FIG. 6 illustrates how the present embodiment of the invention can be applied to ADSL applications. FIG. 6A shows typical POTS and ADSL frequency allocations. The bandwidths are the designated ones as described for FIG. 5. The 4 kHz bandwidth allocated for POTS is utilized only when the POTS interface is off hook. However, when the POTS interface is on hook the 4 kHz POTS bandwidth is not in use. It is common in the art to provide a signal indicating whether the POTS interface is on hook or off hook. By providing this signal as an input to the programmable filter, the bandwidth of an ADSL upstream signal can be extended as follows. If the POTS interface is off hook, the programmable filter extends the lower band edge of the ADSL upstream signal to include frequencies between 0 and 25 kHz as shown in FIG. 6C, thereby increasing the upstream throughput. If the POTS interface is on hook, the programmable filter returns the lower band edge of the ADSL upstream signal to 25 kHz.

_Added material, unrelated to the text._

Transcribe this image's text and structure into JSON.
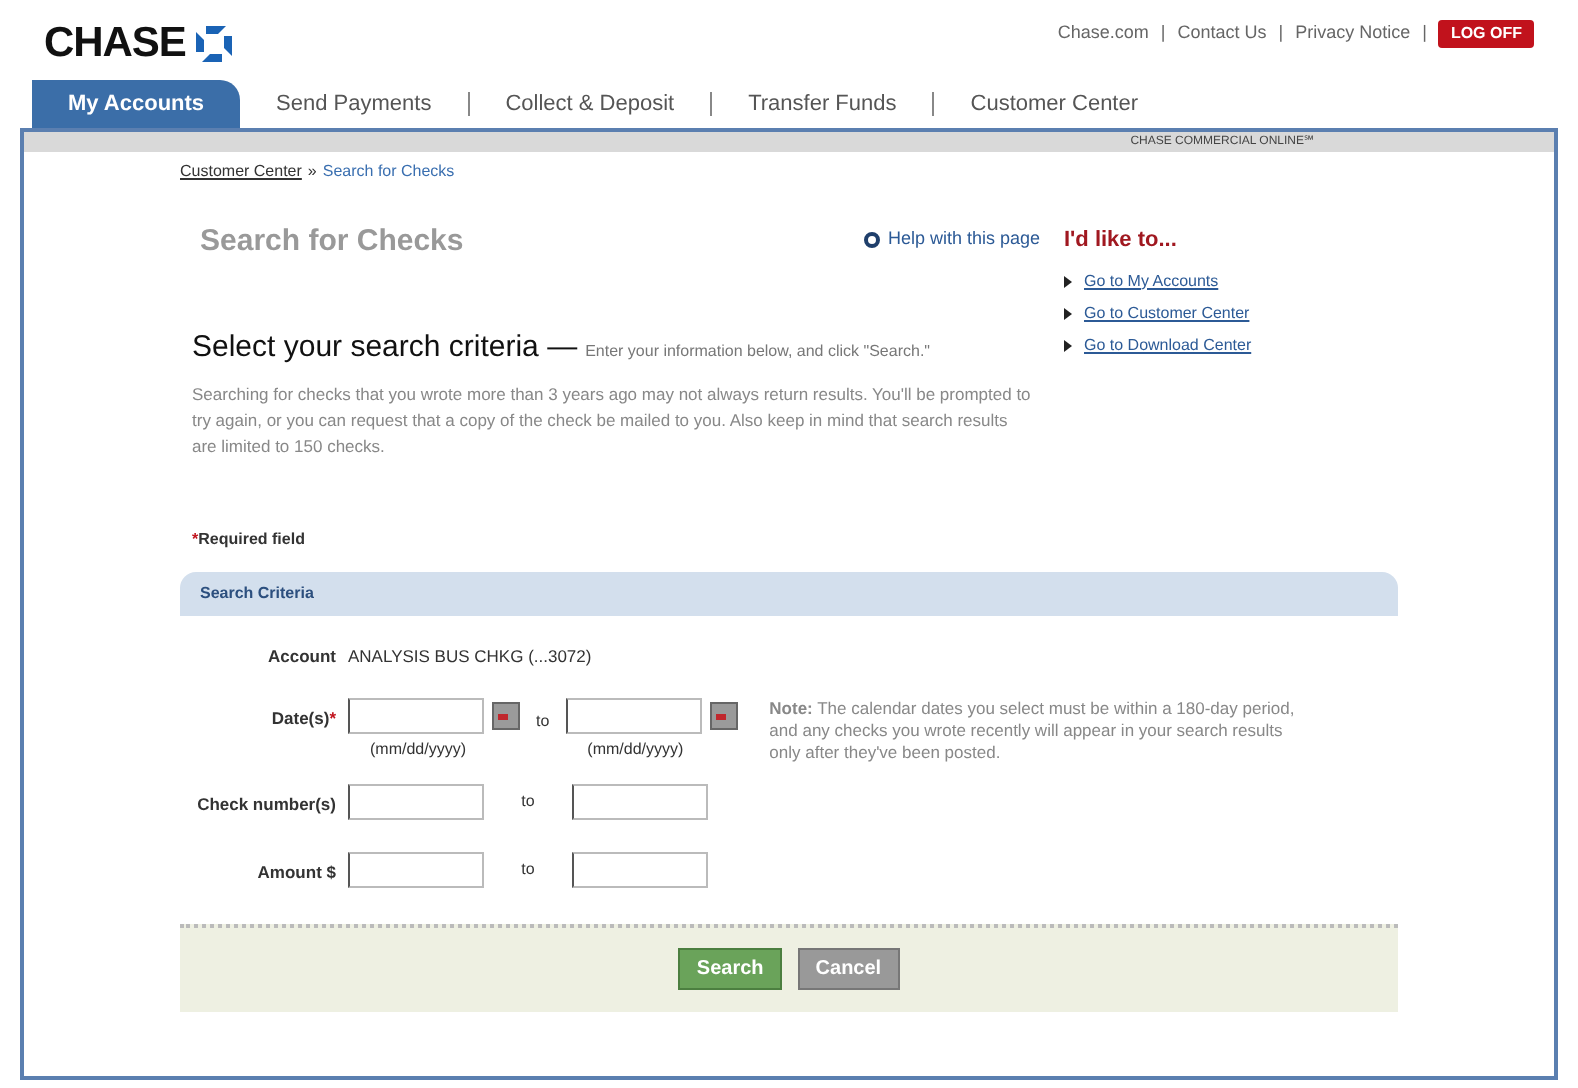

 Alternately, the POTS may be provided as a derived service and carried in the DSL bit stream. Such a scheme is used, for example, for pair gain systems. Therefore, as illustrated in FIG. 6B, the 4 kHz POTS bandwidth is unused. Although it is desirable to extend the lower band edge of the ADSL upstream signal to 0 kHz, it is not practical. In the event of a failure, such as a power outage or hardware error, it is necessary to revert such a derived service to a POTS service. This failsafe is often referred to as “fail to POTS mode” and provides telephone service in case of an emergency. Therefore, the 4 kHz POTS bandwidth has to be left open should such a failure occur. In order to operate properly, such a system requires a signal for indicating whether the system is operating normally or in fail to POTS mode. Therefore, providing this signal to the input of the programmable filter allows the filter to extend the lower band edge of the ADSL upstream signal. If the system is operating properly the programmable filter extends the lower edge of the ADSL upstream signal to 0 kHz. If the system is operating in fail to POTS mode, the programmable filter returns the lower band edge of the ADSL upstream signal to 25 kHz.
 While the above only describes extending the lower edge of the ADSL upstream signal, it is further possible to move the upper band edge of the ADSL upstream signal as well as both band edges of the ADSL downstream signal. The moveable band edges are illustrated schematically in FIG. 6D. Therefore, the 25 kHz gain in bandwidth may be transferred to the ADSL downstream signal by moving the upper edge of the ADSL upstream signal and the lower edge of the ADSL downstream signal 25 kHz lower. Other configurations may be achieved as desired.
 Furthermore, allowing dynamic movement of the band edges can be used for providing more symmetrical data rates as well as allowing the edges to be moved according to the requirements of a particular system. For example, if there is a demand for an upstream signal with a broader bandwidth, then the downstream signal bandwidth could be narrowed and vice versa. In yet another example, the bandwidths can be easily changed to accommodate changing standards by simply reprogramming the programmable filter.
 Alternately, other services in addition to POTS and ADSL may be carried by the twisted pair telephone wire as shown in FIG. 6E. Such services could be added to frequency bands above the ADSL downstream signal.
 Although the invention has been described with reference to certain specific embodiments, various modifications thereof will be apparent to those skilled in the art without departing from the spirit and scope of the invention as outlined in the claims appended hereto.